She adds: “The town’s reputation for fish and chips, along with the stunning scenery, is part of what draws tourists here to Whitby. We need to look after it, especially with so many takeaways portions served along the coast every day. We hope that we can encourage other food businesses in the area to follow suit and opt for more environmentally friendly takeaway packaging, if they don’t already do so.”

The Big Chains

Most if not all of the big Quick Serve chains are now committed to using recyclable packaging instead of plastic packaging.

Taco Bell, KFC & Pizza Hut – these three giant multi-branch chains are part of the same company – Yum Brands Inc. The whole group is dedicated to reducing waste through biodegradable packaging, conserving water and boosting energy efficiency. They also source all their ingredients sustainably including their palm oil.

McDonald’s – America’s favourite fast food chain recently announced that are committed to eliminate foam packaging. With a business as big as the ‘Golden Arches’ that’s good in itself but they are doubling down by committing to sourcing 100 percent of their packaging from renewable or recycled sources by 2025.

As Starbucks has seen with their paper coffee cups, proper recycling requires appropriate infrastructure, regulations and consumer behaviour. With restaurants in more than 100 countries and territories around the world, McDonald’s has a big job but if the world’s biggest quick serve is committed to sustainability, others will follow suit..

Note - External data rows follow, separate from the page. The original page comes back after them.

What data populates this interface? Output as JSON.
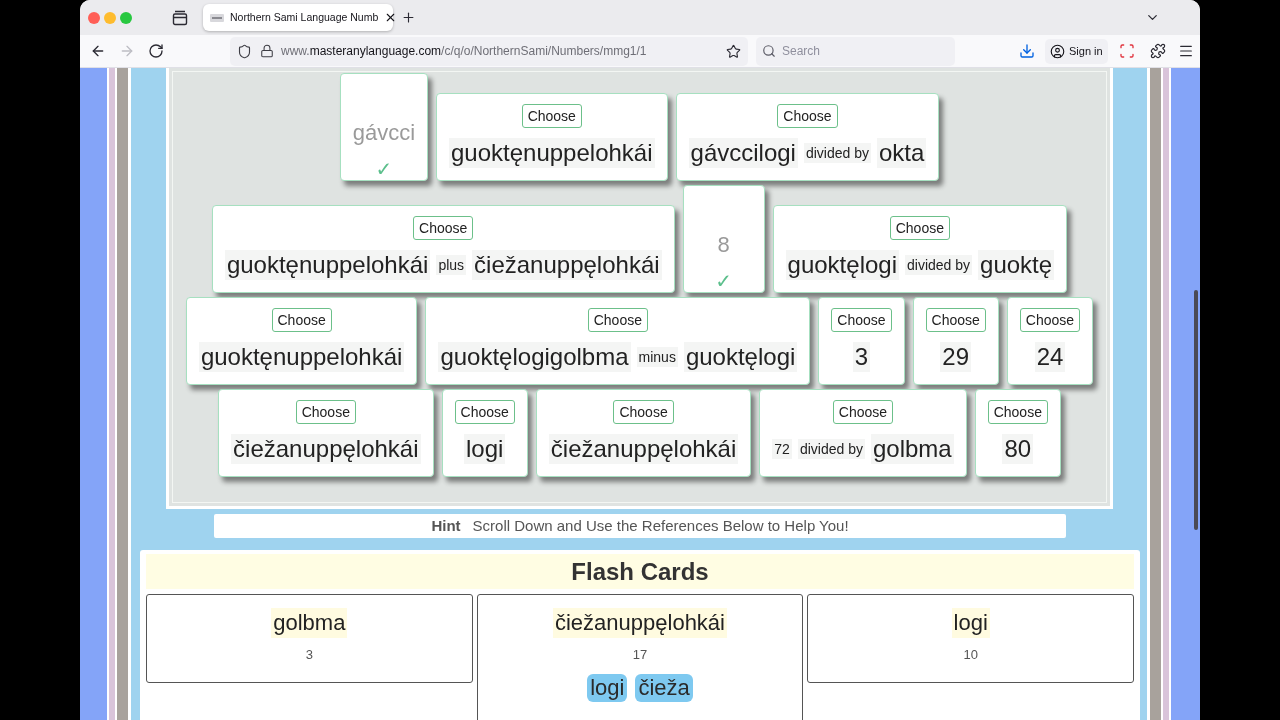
{
  "browser": {
    "tabs": [
      {
        "title": "Northern Sami Language Numb",
        "selected": true
      }
    ],
    "nav": [
      {
        "kind": "back",
        "disabled": false
      },
      {
        "kind": "forward",
        "disabled": true
      },
      {
        "kind": "reload",
        "disabled": false
      }
    ],
    "url": {
      "prefix": "www.",
      "domain": "masteranylanguage.com",
      "path": "/c/q/o/NorthernSami/Numbers/mmg1/1"
    },
    "search": {
      "placeholder": "Search"
    },
    "sign_in": "Sign in"
  },
  "game": {
    "rows": [
      [
        {
          "kind": "answered",
          "mark": "✓",
          "parts": [
            {
              "text": "gávcci",
              "small": false
            }
          ]
        },
        {
          "kind": "choice",
          "button": "Choose",
          "parts": [
            {
              "text": "guoktęnuppelohkái",
              "small": false
            }
          ]
        },
        {
          "kind": "choice",
          "button": "Choose",
          "parts": [
            {
              "text": "gávccilogi",
              "small": false
            },
            {
              "text": "divided by",
              "small": true
            },
            {
              "text": "okta",
              "small": false
            }
          ]
        }
      ],
      [
        {
          "kind": "choice",
          "button": "Choose",
          "parts": [
            {
              "text": "guoktęnuppelohkái",
              "small": false
            },
            {
              "text": "plus",
              "small": true
            },
            {
              "text": "čiežanuppęlohkái",
              "small": false
            }
          ]
        },
        {
          "kind": "answered",
          "mark": "✓",
          "parts": [
            {
              "text": "8",
              "small": false
            }
          ]
        },
        {
          "kind": "choice",
          "button": "Choose",
          "parts": [
            {
              "text": "guoktęlogi",
              "small": false
            },
            {
              "text": "divided by",
              "small": true
            },
            {
              "text": "guoktę",
              "small": false
            }
          ]
        }
      ],
      [
        {
          "kind": "choice",
          "button": "Choose",
          "parts": [
            {
              "text": "guoktęnuppelohkái",
              "small": false
            }
          ]
        },
        {
          "kind": "choice",
          "button": "Choose",
          "parts": [
            {
              "text": "guoktęlogigolbma",
              "small": false
            },
            {
              "text": "minus",
              "small": true
            },
            {
              "text": "guoktęlogi",
              "small": false
            }
          ]
        },
        {
          "kind": "choice",
          "button": "Choose",
          "parts": [
            {
              "text": "3",
              "small": false
            }
          ]
        },
        {
          "kind": "choice",
          "button": "Choose",
          "parts": [
            {
              "text": "29",
              "small": false
            }
          ]
        },
        {
          "kind": "choice",
          "button": "Choose",
          "parts": [
            {
              "text": "24",
              "small": false
            }
          ]
        }
      ],
      [
        {
          "kind": "choice",
          "button": "Choose",
          "parts": [
            {
              "text": "čiežanuppęlohkái",
              "small": false
            }
          ]
        },
        {
          "kind": "choice",
          "button": "Choose",
          "parts": [
            {
              "text": "logi",
              "small": false
            }
          ]
        },
        {
          "kind": "choice",
          "button": "Choose",
          "parts": [
            {
              "text": "čiežanuppęlohkái",
              "small": false
            }
          ]
        },
        {
          "kind": "choice",
          "button": "Choose",
          "parts": [
            {
              "text": "72",
              "small": true
            },
            {
              "text": "divided by",
              "small": true
            },
            {
              "text": "golbma",
              "small": false
            }
          ]
        },
        {
          "kind": "choice",
          "button": "Choose",
          "parts": [
            {
              "text": "80",
              "small": false
            }
          ]
        }
      ]
    ]
  },
  "hint": {
    "label": "Hint",
    "text": "Scroll Down and Use the References Below to Help You!"
  },
  "flash_cards": {
    "title": "Flash Cards",
    "cards": [
      {
        "word": "golbma",
        "value": "3"
      },
      {
        "word": "čiežanuppęlohkái",
        "value": "17",
        "tags": [
          "logi",
          "čieža"
        ]
      },
      {
        "word": "logi",
        "value": "10"
      }
    ]
  }
}
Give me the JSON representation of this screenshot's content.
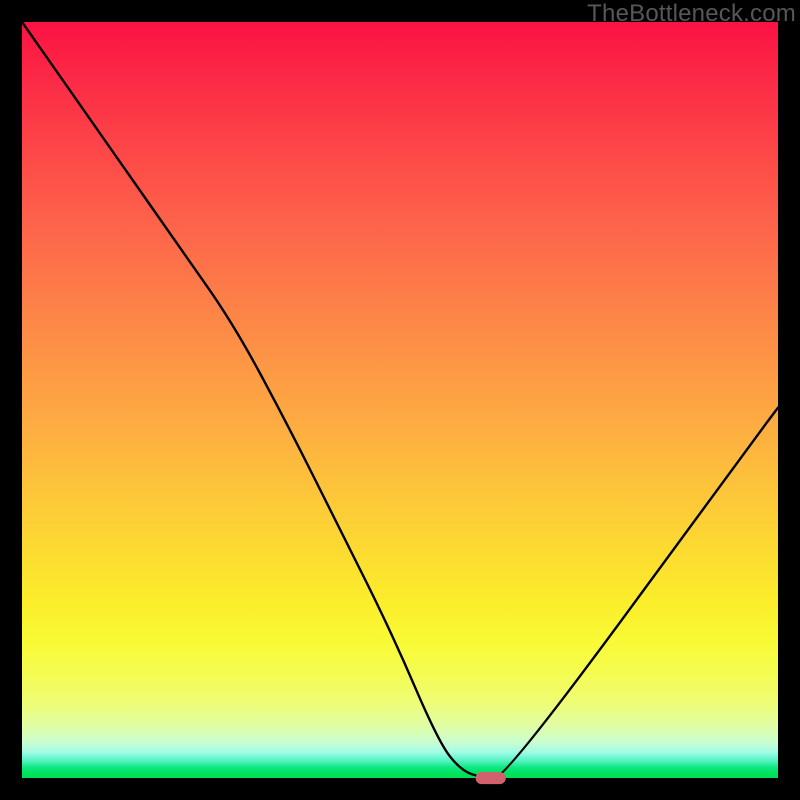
{
  "watermark": "TheBottleneck.com",
  "chart_data": {
    "type": "line",
    "title": "",
    "xlabel": "",
    "ylabel": "",
    "xlim": [
      0,
      100
    ],
    "ylim": [
      0,
      100
    ],
    "grid": false,
    "legend": false,
    "series": [
      {
        "name": "bottleneck-curve",
        "color": "#000000",
        "x": [
          0,
          7,
          14,
          21,
          28,
          35,
          42,
          49,
          55,
          58,
          61,
          64,
          97,
          100
        ],
        "values": [
          100,
          90,
          80,
          70,
          60,
          47,
          33,
          19,
          5,
          1,
          0,
          0,
          45,
          49
        ]
      }
    ],
    "marker": {
      "name": "optimal-point",
      "x": 62,
      "y": 0,
      "width_pct": 4.0,
      "height_pct": 1.6,
      "color": "#d1616d"
    },
    "background": {
      "type": "vertical-gradient",
      "stops": [
        {
          "pct": 0,
          "color": "#fb1243"
        },
        {
          "pct": 50,
          "color": "#fda643"
        },
        {
          "pct": 80,
          "color": "#faf62f"
        },
        {
          "pct": 94,
          "color": "#d8fdba"
        },
        {
          "pct": 100,
          "color": "#00df53"
        }
      ]
    }
  }
}
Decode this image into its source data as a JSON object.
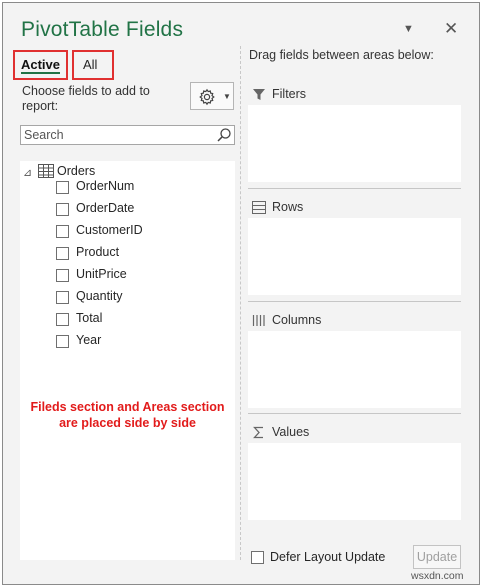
{
  "header": {
    "title": "PivotTable Fields"
  },
  "tabs": [
    {
      "label": "Active"
    },
    {
      "label": "All"
    }
  ],
  "fields_panel": {
    "choose_label": "Choose fields to add to report:",
    "search_placeholder": "Search",
    "table_name": "Orders",
    "fields": [
      {
        "label": "OrderNum"
      },
      {
        "label": "OrderDate"
      },
      {
        "label": "CustomerID"
      },
      {
        "label": "Product"
      },
      {
        "label": "UnitPrice"
      },
      {
        "label": "Quantity"
      },
      {
        "label": "Total"
      },
      {
        "label": "Year"
      }
    ],
    "annotation": "Fileds section and Areas section are placed side by side"
  },
  "areas_panel": {
    "hint": "Drag fields between areas below:",
    "areas": [
      {
        "label": "Filters",
        "icon": "filter-icon"
      },
      {
        "label": "Rows",
        "icon": "rows-icon"
      },
      {
        "label": "Columns",
        "icon": "columns-icon"
      },
      {
        "label": "Values",
        "icon": "sigma-icon"
      }
    ]
  },
  "footer": {
    "defer_label": "Defer Layout Update",
    "update_label": "Update"
  },
  "watermark": "wsxdn.com",
  "colors": {
    "title": "#217346",
    "annotation": "#e21b1b",
    "highlight_border": "#e03030"
  }
}
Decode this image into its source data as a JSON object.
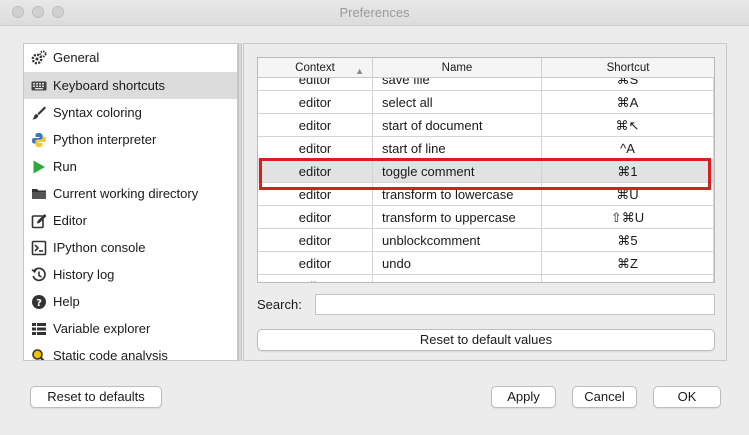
{
  "window": {
    "title": "Preferences"
  },
  "sidebar": {
    "items": [
      {
        "label": "General",
        "icon": "gear-icon"
      },
      {
        "label": "Keyboard shortcuts",
        "icon": "keyboard-icon",
        "selected": true
      },
      {
        "label": "Syntax coloring",
        "icon": "brush-icon"
      },
      {
        "label": "Python interpreter",
        "icon": "python-icon"
      },
      {
        "label": "Run",
        "icon": "play-icon"
      },
      {
        "label": "Current working directory",
        "icon": "folder-icon"
      },
      {
        "label": "Editor",
        "icon": "edit-icon"
      },
      {
        "label": "IPython console",
        "icon": "console-icon"
      },
      {
        "label": "History log",
        "icon": "history-icon"
      },
      {
        "label": "Help",
        "icon": "help-icon"
      },
      {
        "label": "Variable explorer",
        "icon": "grid-icon"
      },
      {
        "label": "Static code analysis",
        "icon": "analysis-icon"
      }
    ]
  },
  "table": {
    "columns": {
      "context": "Context",
      "name": "Name",
      "shortcut": "Shortcut"
    },
    "sort_indicator": "▲",
    "rows": [
      {
        "context": "editor",
        "name": "save file",
        "shortcut": "⌘S"
      },
      {
        "context": "editor",
        "name": "select all",
        "shortcut": "⌘A"
      },
      {
        "context": "editor",
        "name": "start of document",
        "shortcut": "⌘↖"
      },
      {
        "context": "editor",
        "name": "start of line",
        "shortcut": "^A"
      },
      {
        "context": "editor",
        "name": "toggle comment",
        "shortcut": "⌘1",
        "selected": true
      },
      {
        "context": "editor",
        "name": "transform to lowercase",
        "shortcut": "⌘U"
      },
      {
        "context": "editor",
        "name": "transform to uppercase",
        "shortcut": "⇧⌘U"
      },
      {
        "context": "editor",
        "name": "unblockcomment",
        "shortcut": "⌘5"
      },
      {
        "context": "editor",
        "name": "undo",
        "shortcut": "⌘Z"
      },
      {
        "context": "editor",
        "name": "",
        "shortcut": ""
      }
    ]
  },
  "search": {
    "label": "Search:",
    "value": "",
    "placeholder": ""
  },
  "buttons": {
    "reset_values": "Reset to default values",
    "reset_defaults": "Reset to defaults",
    "apply": "Apply",
    "cancel": "Cancel",
    "ok": "OK"
  },
  "colors": {
    "highlight": "#d81e1e",
    "selected_row": "#e2e2e2",
    "run_green": "#2eaa3c",
    "python_blue": "#3b78b4",
    "python_yellow": "#f5c631"
  }
}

Chipotle – This Mexican chain has always been at the forefront of this trend and they try and keep waste at a minimum by letting their suppliers know they’d like their shipments packed with as little extra padding — like cardboard — as possible. They train their employees to be mindful when preparing their food, so as to create as little waste as possible. Along with recycling their cardboard packaging they reduce waste by recycling their used equipment and furniture rather than sending them to the landfill. Chipotle donated more than 75 grills and 315 food processors to local schools, nonprofits and other organizations in 2014.

Deliveroo – the fast-growing delivery service is getting in on the act too. Deliveroo has announced that they will be giving away 100,000 biodegradable greaseproof papers to their restaurant partners so that customers who order pizza can now recycle its boxes.

The move comes after a poll revealed that 58% of Brits think that pizza boxes can still be recycled even when there’s grease on it. But the food aggregator argued that having grease on the recycling bin disrupts the recycling chain.

“Many people are surprised to find out how the food from your pizza can hinder your ability to recycle the box after you have eaten. We hope by working with our partners to make this small change and by helping informing consumers, we will save your pizza box from landfill,” says Deliveroo UK and Ireland managing director Dan Warne.

Nestle – the giant Swiss-based multi-national is starting to drop plastic straws from its products and is working on biodegradable water bottles in a drive to reduce plastic waste. These steps are part of a campaign launched last year by firms including the Swiss group, the world’s biggest packaged food company, to make all packaging recyclable or reusable by 2025.

Nestlé is developing new paper-based materials and biodegradable polymers that are also recyclable. “This could become a valuable option in places where recycling infrastructure does not yet exist and will not be available for some time,” it said in a statement.